Care so deeply about its goodness that you want to spread it around.…All of you want to do well. But if you do not do good, too, then doing well will never be enough.
It is so easy to waste our lives: our days, our hours, our minutes. It is so easy to take for granted the color of the azaleas,…the way the melody in a symphony rises and falls and disappears and rises again. It is so easy to exist instead of live.
I learned that it is not a dress rehearsal, and that today is the only guarantee you get. I learned to look at all the good in the world and to try to give some of it back because I believed in it completely and utterly. And I tried to do that, in part, by telling others what I had learned.
By telling them this:
Consider the lilies of the field.
Look at the fuzz on a baby’s ear.

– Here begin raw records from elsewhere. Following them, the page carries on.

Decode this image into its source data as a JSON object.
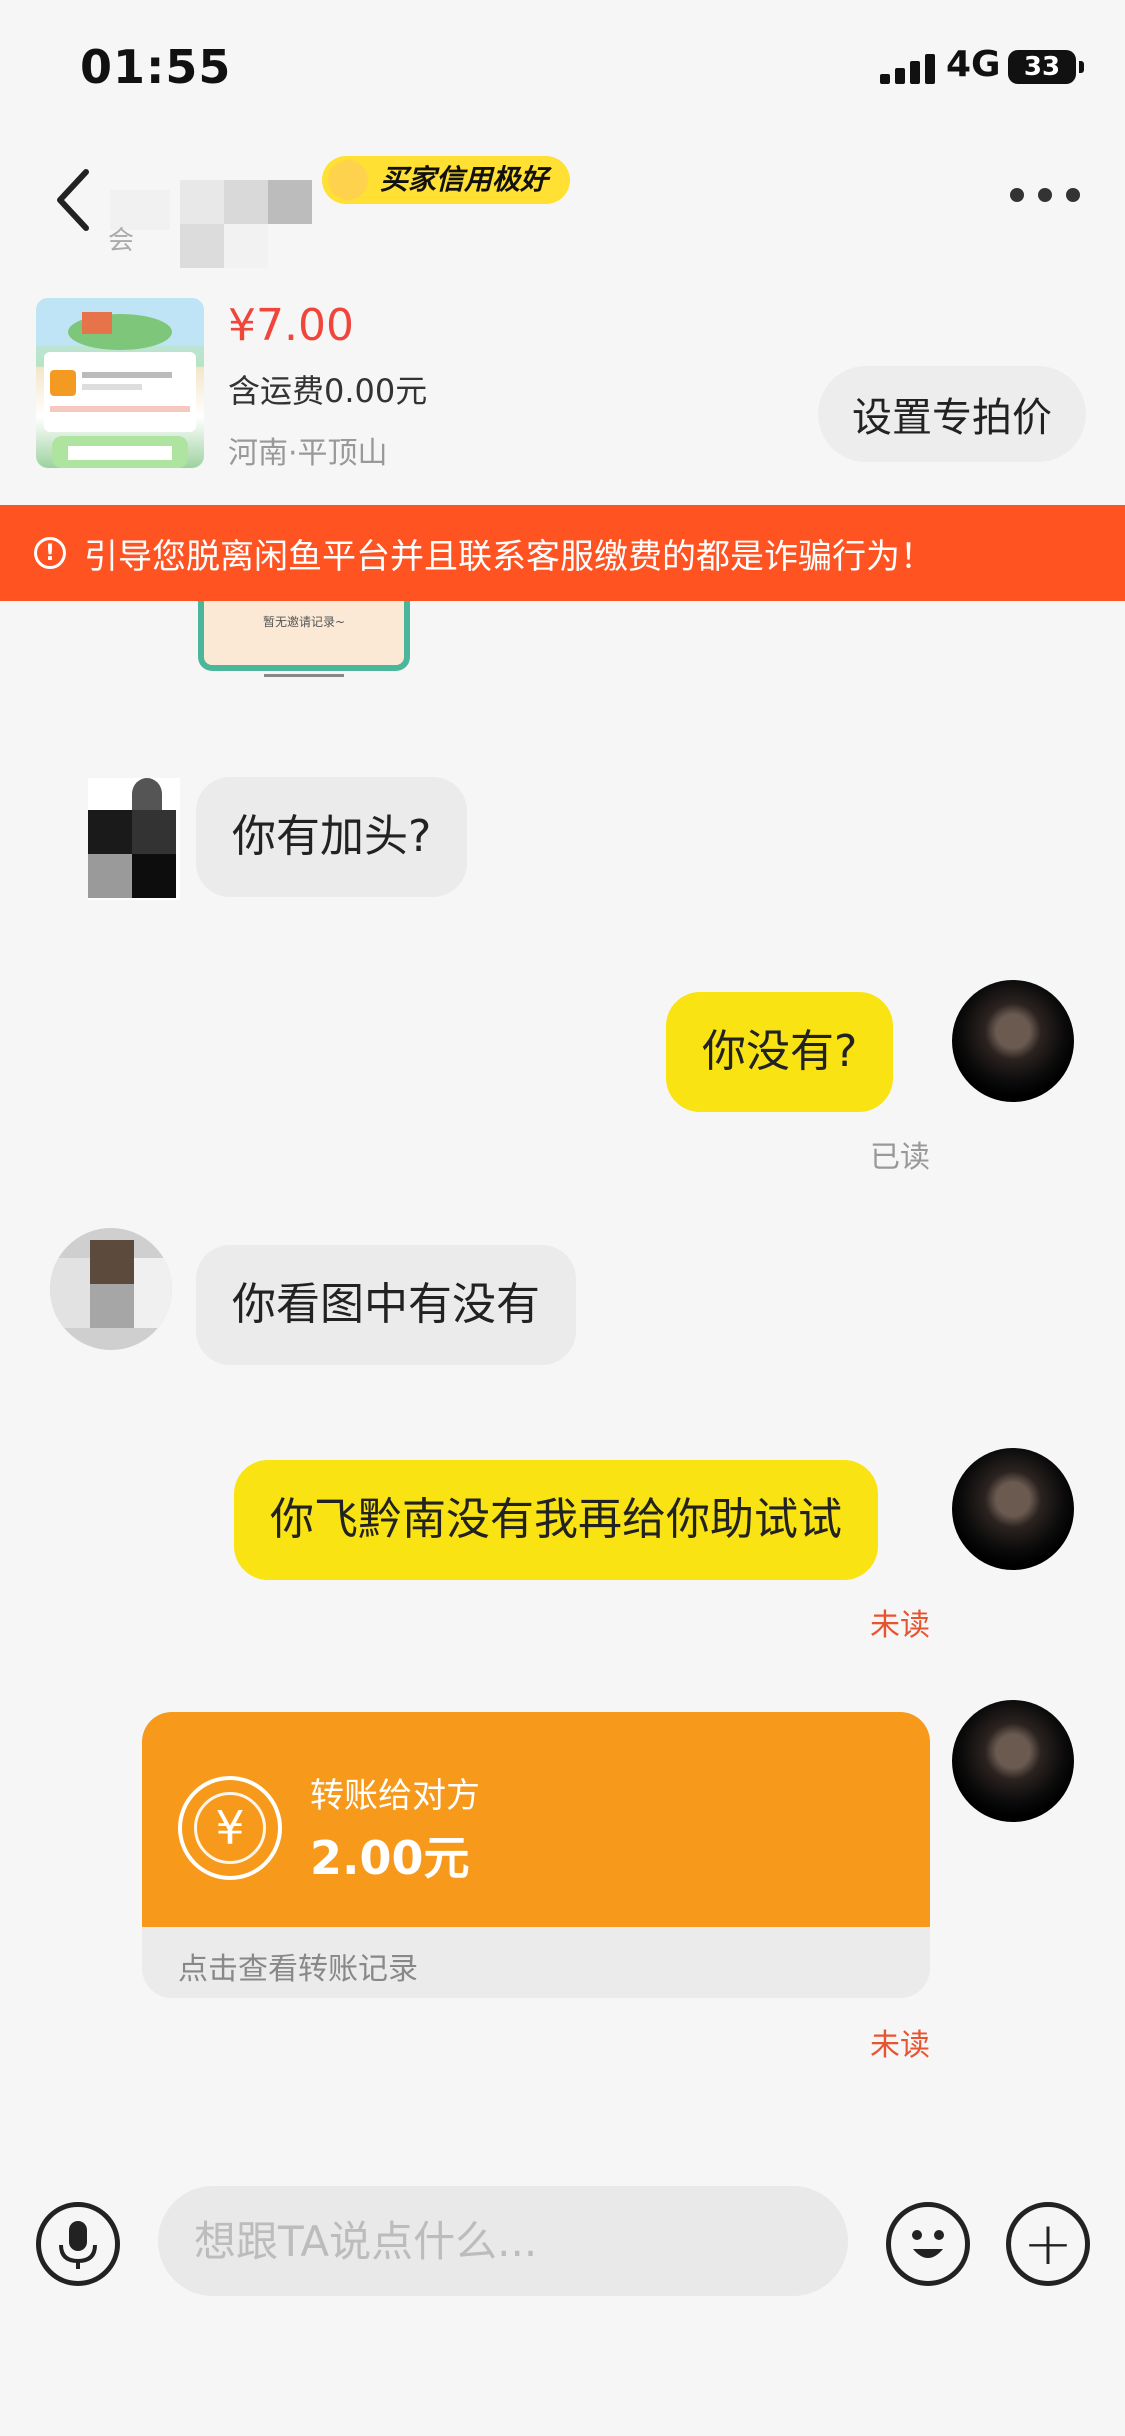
{
  "status_bar": {
    "time": "01:55",
    "network": "4G",
    "battery": "33"
  },
  "header": {
    "contact_sub": "会",
    "credit_badge": "买家信用极好",
    "icons": [
      "back-icon",
      "more-icon"
    ]
  },
  "product": {
    "price": "¥7.00",
    "shipping": "含运费0.00元",
    "location": "河南·平顶山",
    "set_price_button": "设置专拍价"
  },
  "warning": {
    "text": "引导您脱离闲鱼平台并且联系客服缴费的都是诈骗行为！"
  },
  "partial_card_text": "暂无邀请记录~",
  "messages": [
    {
      "side": "in",
      "text": "你有加头?"
    },
    {
      "side": "out",
      "text": "你没有?",
      "status": "已读"
    },
    {
      "side": "in",
      "text": "你看图中有没有"
    },
    {
      "side": "out",
      "text": "你飞黔南没有我再给你助试试",
      "status": "未读"
    }
  ],
  "transfer": {
    "title": "转账给对方",
    "amount": "2.00元",
    "footer": "点击查看转账记录",
    "status": "未读"
  },
  "input": {
    "placeholder": "想跟TA说点什么..."
  },
  "colors": {
    "accent_yellow": "#f9e312",
    "warning_red": "#ff5322",
    "price_red": "#f0453a",
    "transfer_orange": "#f7991a",
    "unread_red": "#e8542f"
  }
}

Read in the backyard with the sun on your face.
Learn to be happy.
…you can learn all those things, out there, if you get a real life, a full life, a professional life, yes, but another life, too, a life of love and laughs and a connection to other human beings. Just keep your eyes and ears open.
Look at the view. You’ll never be disappointed.

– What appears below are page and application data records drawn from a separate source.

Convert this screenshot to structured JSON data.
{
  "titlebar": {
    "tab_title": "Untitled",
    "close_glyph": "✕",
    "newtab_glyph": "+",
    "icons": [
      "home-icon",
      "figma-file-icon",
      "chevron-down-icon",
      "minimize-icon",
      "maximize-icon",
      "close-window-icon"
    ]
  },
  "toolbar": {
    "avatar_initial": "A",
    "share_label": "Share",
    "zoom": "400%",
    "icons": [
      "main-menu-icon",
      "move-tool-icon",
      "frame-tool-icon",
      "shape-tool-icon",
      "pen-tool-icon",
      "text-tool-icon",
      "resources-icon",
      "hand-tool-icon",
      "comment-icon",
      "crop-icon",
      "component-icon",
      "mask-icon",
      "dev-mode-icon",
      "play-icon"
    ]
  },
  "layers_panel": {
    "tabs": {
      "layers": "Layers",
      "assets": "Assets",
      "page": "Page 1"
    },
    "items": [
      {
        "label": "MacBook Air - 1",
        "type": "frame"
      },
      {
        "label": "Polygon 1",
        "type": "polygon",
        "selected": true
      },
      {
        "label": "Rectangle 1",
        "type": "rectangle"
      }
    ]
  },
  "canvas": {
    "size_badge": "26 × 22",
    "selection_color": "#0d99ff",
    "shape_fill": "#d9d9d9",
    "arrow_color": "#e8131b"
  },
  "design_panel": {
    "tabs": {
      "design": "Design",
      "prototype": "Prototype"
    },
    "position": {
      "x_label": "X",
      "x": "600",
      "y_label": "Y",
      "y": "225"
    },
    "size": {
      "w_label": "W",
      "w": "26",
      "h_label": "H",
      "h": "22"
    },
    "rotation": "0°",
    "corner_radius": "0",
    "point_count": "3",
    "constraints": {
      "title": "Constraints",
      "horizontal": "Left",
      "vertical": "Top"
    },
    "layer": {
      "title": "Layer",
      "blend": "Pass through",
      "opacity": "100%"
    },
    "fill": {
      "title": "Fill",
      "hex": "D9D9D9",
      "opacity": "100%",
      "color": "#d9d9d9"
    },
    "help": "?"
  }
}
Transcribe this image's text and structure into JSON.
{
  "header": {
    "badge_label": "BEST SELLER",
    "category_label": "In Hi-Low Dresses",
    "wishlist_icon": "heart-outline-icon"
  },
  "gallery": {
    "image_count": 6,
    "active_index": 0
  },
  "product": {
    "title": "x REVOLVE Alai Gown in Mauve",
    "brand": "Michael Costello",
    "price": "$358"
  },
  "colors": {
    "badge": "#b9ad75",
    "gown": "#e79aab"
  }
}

02 December 2008
1. Sherry Neill.
Duh. She's my amazing mother.
2. A Community of Faith
Growing up, I had a very strong community of faith. I come from a large Catholic family--going to church involved a large van and people going early to save the whole pew for the family. Additionally, I was involved in the CCD at St. Bernard's and alot of my friends from school went as well. As I got older and began to get involved in clubs such as Young Life and Fellowship of Christian Athletes, I felt I had a larger group outside of family to be a part of.
When I decided on a college, I knew that I wanted to go to a small, Catholic school and I found Gonzaga. And community and Gonzaga go hand in hand. Most of my friends were Catholic and we all attended mass together, in a large group. And the friends you didn't go with, were at mass anyway and you'd meet up with them at the post-mass cookies and juice session.

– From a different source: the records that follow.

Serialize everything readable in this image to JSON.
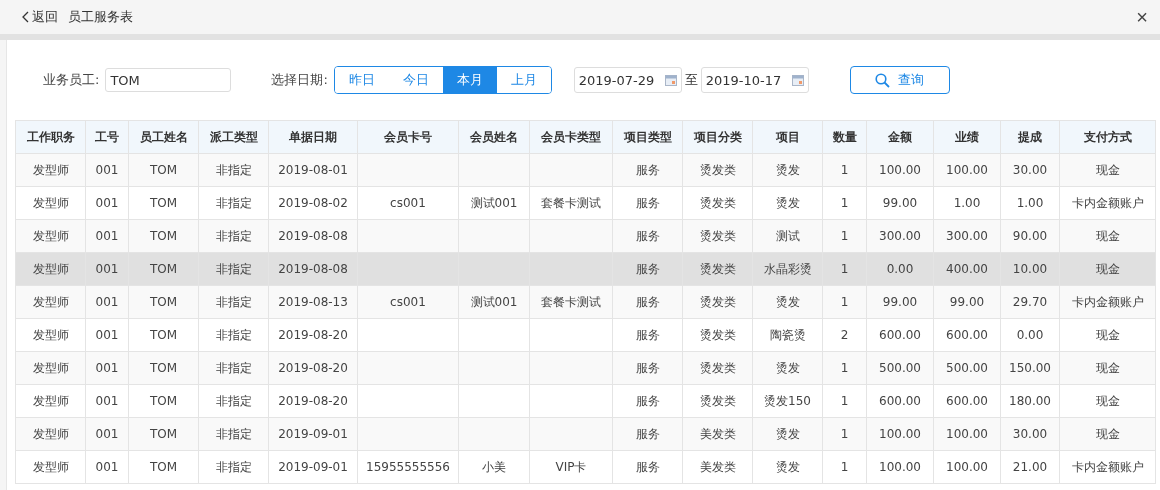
{
  "header": {
    "back": "返回",
    "title": "员工服务表",
    "close": "×"
  },
  "filters": {
    "staff_label": "业务员工:",
    "staff_value": "TOM",
    "date_label": "选择日期:",
    "ranges": [
      {
        "label": "昨日",
        "selected": false
      },
      {
        "label": "今日",
        "selected": false
      },
      {
        "label": "本月",
        "selected": true
      },
      {
        "label": "上月",
        "selected": false
      }
    ],
    "date_from": "2019-07-29",
    "date_sep": "至",
    "date_to": "2019-10-17",
    "query": "查询"
  },
  "table": {
    "columns": [
      "工作职务",
      "工号",
      "员工姓名",
      "派工类型",
      "单据日期",
      "会员卡号",
      "会员姓名",
      "会员卡类型",
      "项目类型",
      "项目分类",
      "项目",
      "数量",
      "金额",
      "业绩",
      "提成",
      "支付方式"
    ],
    "rows": [
      {
        "selected": false,
        "cells": [
          "发型师",
          "001",
          "TOM",
          "非指定",
          "2019-08-01",
          "",
          "",
          "",
          "服务",
          "烫发类",
          "烫发",
          "1",
          "100.00",
          "100.00",
          "30.00",
          "现金"
        ]
      },
      {
        "selected": false,
        "cells": [
          "发型师",
          "001",
          "TOM",
          "非指定",
          "2019-08-02",
          "cs001",
          "测试001",
          "套餐卡测试",
          "服务",
          "烫发类",
          "烫发",
          "1",
          "99.00",
          "1.00",
          "1.00",
          "卡内金额账户"
        ]
      },
      {
        "selected": false,
        "cells": [
          "发型师",
          "001",
          "TOM",
          "非指定",
          "2019-08-08",
          "",
          "",
          "",
          "服务",
          "烫发类",
          "测试",
          "1",
          "300.00",
          "300.00",
          "90.00",
          "现金"
        ]
      },
      {
        "selected": true,
        "cells": [
          "发型师",
          "001",
          "TOM",
          "非指定",
          "2019-08-08",
          "",
          "",
          "",
          "服务",
          "烫发类",
          "水晶彩烫",
          "1",
          "0.00",
          "400.00",
          "10.00",
          "现金"
        ]
      },
      {
        "selected": false,
        "cells": [
          "发型师",
          "001",
          "TOM",
          "非指定",
          "2019-08-13",
          "cs001",
          "测试001",
          "套餐卡测试",
          "服务",
          "烫发类",
          "烫发",
          "1",
          "99.00",
          "99.00",
          "29.70",
          "卡内金额账户"
        ]
      },
      {
        "selected": false,
        "cells": [
          "发型师",
          "001",
          "TOM",
          "非指定",
          "2019-08-20",
          "",
          "",
          "",
          "服务",
          "烫发类",
          "陶瓷烫",
          "2",
          "600.00",
          "600.00",
          "0.00",
          "现金"
        ]
      },
      {
        "selected": false,
        "cells": [
          "发型师",
          "001",
          "TOM",
          "非指定",
          "2019-08-20",
          "",
          "",
          "",
          "服务",
          "烫发类",
          "烫发",
          "1",
          "500.00",
          "500.00",
          "150.00",
          "现金"
        ]
      },
      {
        "selected": false,
        "cells": [
          "发型师",
          "001",
          "TOM",
          "非指定",
          "2019-08-20",
          "",
          "",
          "",
          "服务",
          "烫发类",
          "烫发150",
          "1",
          "600.00",
          "600.00",
          "180.00",
          "现金"
        ]
      },
      {
        "selected": false,
        "cells": [
          "发型师",
          "001",
          "TOM",
          "非指定",
          "2019-09-01",
          "",
          "",
          "",
          "服务",
          "美发类",
          "烫发",
          "1",
          "100.00",
          "100.00",
          "30.00",
          "现金"
        ]
      },
      {
        "selected": false,
        "cells": [
          "发型师",
          "001",
          "TOM",
          "非指定",
          "2019-09-01",
          "15955555556",
          "小美",
          "VIP卡",
          "服务",
          "美发类",
          "烫发",
          "1",
          "100.00",
          "100.00",
          "21.00",
          "卡内金额账户"
        ]
      }
    ]
  }
}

I had some amazing experiences at Gonzaga, which further deepened my knowledge of Catholicism and really made me understand my identity as a Catholic. And I feel as though I got to this point because of the community around me.
And now, in Seattle, I've found going to church is kind of difficult for me. I go to mass alone every Sunday and every Sunday I am reminded of how alone I am--my family is miles away and my Gonzaga community is dispersed across the United States. And while I do need and appreciate my time alone with God, it's still hard for me to go every week all by myself. Genesis 2 highlights my feeling: "In a perfect and sinless world, where man enjoyed perfect community with his Creator, God, looking at His creation, said, “It is not good for the man to be alone." Mass has always been a joyful thing for me--the tradition and ritualisticness of it is comforting and a giant part of who I am, but for the first time, I felt like a huge part is missing.
I wish there something like a Young Catholics club existed in Seattle. As I sit alone in my pew, I see tons of families, young couples, lots of elderly people but rarely do I see a young person around my age attending mass by themselves. And I'm thinking to myself, 'where are all the young Catholics?'. I have a few friends out here who are not Catholic but belong to other churches that are overflowing with community. They have retreats, weekend getaways, community projects, bible studies...etc...etc..etc!
I think that it's just really hard to be a young adult and Catholic--I really do! The Church is very good about catering to the young children, even the high schoolers and there are all types of programs for older people wanting to deepen their faith, but their is a lag in the middle. We get lost in the shuffle and it's then that many people my age turn to the churches that celebrate their youth and want them to be a part of their community.
In conclusion, being Catholic is a huge part of my identity and I love being Catholic. But I just miss the 10pm masses, the social justice projects on the weekends, having someone to discuss the homily with, cookies and juice after mass. But most of the time, I just miss having someone to hug during the sign of the peace after the Our Father.